The Chair of the Out of Court Disposals Scrutiny Panel has published an annual report summarising the work of the Panel in 2017.
Out of court disposals (OoCD) allow the police to deal quickly and proportionately with low-level, often first-time offending which could more appropriately be resolved without a prosecution at court.
These cases are dealt with without the involvement of the courts. As such there is a public expectation that the police, who in such cases act as ‘judge and jury’, have some checks and balances in exercising that power and follow set guidelines and policies.
The OoCD Scrutiny Panel was set up to scrutinise Dorset Police’s use of such disposals, to ensure they are appropriate, proportionate, consistent with national and local policy, and consider the victims’ wishes where appropriate. It is one of several scrutiny panels administered by the Office of the Police and Crime Commissioner to support the Police and Crime Commissioner in fulfilling his statutory responsibility to hold Dorset Police to account.
Dorset Police has seen multiple successes from a scheme funded by the OPCC, where high risk offenders voluntarily wear tags in a bid to stop re-offending.
The voluntary offender tagging scheme provides offenders with the opportunity to be fitted with a GPS tag for an agreed period while they are on probation or following their release from prison.

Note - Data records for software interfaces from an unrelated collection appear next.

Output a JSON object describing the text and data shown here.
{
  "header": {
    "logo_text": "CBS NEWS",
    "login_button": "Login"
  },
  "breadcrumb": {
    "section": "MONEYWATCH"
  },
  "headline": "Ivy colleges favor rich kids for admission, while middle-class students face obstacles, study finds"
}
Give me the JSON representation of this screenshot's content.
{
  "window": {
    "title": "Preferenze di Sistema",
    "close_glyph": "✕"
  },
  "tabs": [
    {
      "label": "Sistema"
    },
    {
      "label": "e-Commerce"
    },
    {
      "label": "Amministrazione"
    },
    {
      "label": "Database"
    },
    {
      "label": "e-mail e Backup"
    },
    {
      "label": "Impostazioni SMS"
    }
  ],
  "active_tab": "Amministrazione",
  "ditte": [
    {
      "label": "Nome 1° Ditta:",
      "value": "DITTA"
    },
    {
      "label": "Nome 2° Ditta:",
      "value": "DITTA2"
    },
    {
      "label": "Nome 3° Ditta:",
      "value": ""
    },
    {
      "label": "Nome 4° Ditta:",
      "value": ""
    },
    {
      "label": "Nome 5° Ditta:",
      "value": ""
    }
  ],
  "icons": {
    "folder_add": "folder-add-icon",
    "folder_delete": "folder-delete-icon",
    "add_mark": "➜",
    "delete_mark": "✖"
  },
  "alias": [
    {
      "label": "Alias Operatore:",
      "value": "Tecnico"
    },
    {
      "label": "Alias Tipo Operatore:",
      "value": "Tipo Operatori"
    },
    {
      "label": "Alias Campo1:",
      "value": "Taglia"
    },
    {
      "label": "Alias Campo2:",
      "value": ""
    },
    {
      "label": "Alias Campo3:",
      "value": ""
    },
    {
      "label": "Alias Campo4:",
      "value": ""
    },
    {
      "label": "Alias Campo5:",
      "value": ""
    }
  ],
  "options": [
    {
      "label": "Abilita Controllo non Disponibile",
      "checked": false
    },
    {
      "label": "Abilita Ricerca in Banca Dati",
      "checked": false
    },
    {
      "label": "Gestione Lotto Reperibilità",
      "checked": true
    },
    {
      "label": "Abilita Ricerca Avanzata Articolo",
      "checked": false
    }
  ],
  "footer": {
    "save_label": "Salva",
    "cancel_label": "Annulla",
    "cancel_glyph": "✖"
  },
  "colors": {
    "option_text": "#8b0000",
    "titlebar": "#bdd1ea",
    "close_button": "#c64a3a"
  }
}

The tagging initiative is generally provided to offenders who have a disproportionately negative impact on communities from committing crimes such as theft and burglary. As well as deterring offending, in a few cases where bail conditions have been breached, evidence from the tags can help in court, saving the criminal justice system time and money.
It allows repeat offenders to build trust and prove their commitment to breaking the cycle of re-offending. The tag itself acts as a deterrent to stop temptation or to prevent their previous associates from trying to persuade them back into crime.
Imposing a tag as a condition of bail is currently not permitted. The early evidence indicates that this is an area worthy of further consideration.
The Police and Crime Commissioner visited Her Majesty’s Prison Portland.
The visit included a tour of the training and employment workshops aimed at rehabilitating offenders and helping them integrate back into society when they leave the prison.
He also viewed the Violence Reduction Hub and visited the security and evidence processing section.
The possibility of using the Collingwood Wing as a dedicated Veterans Hub is currently being explored.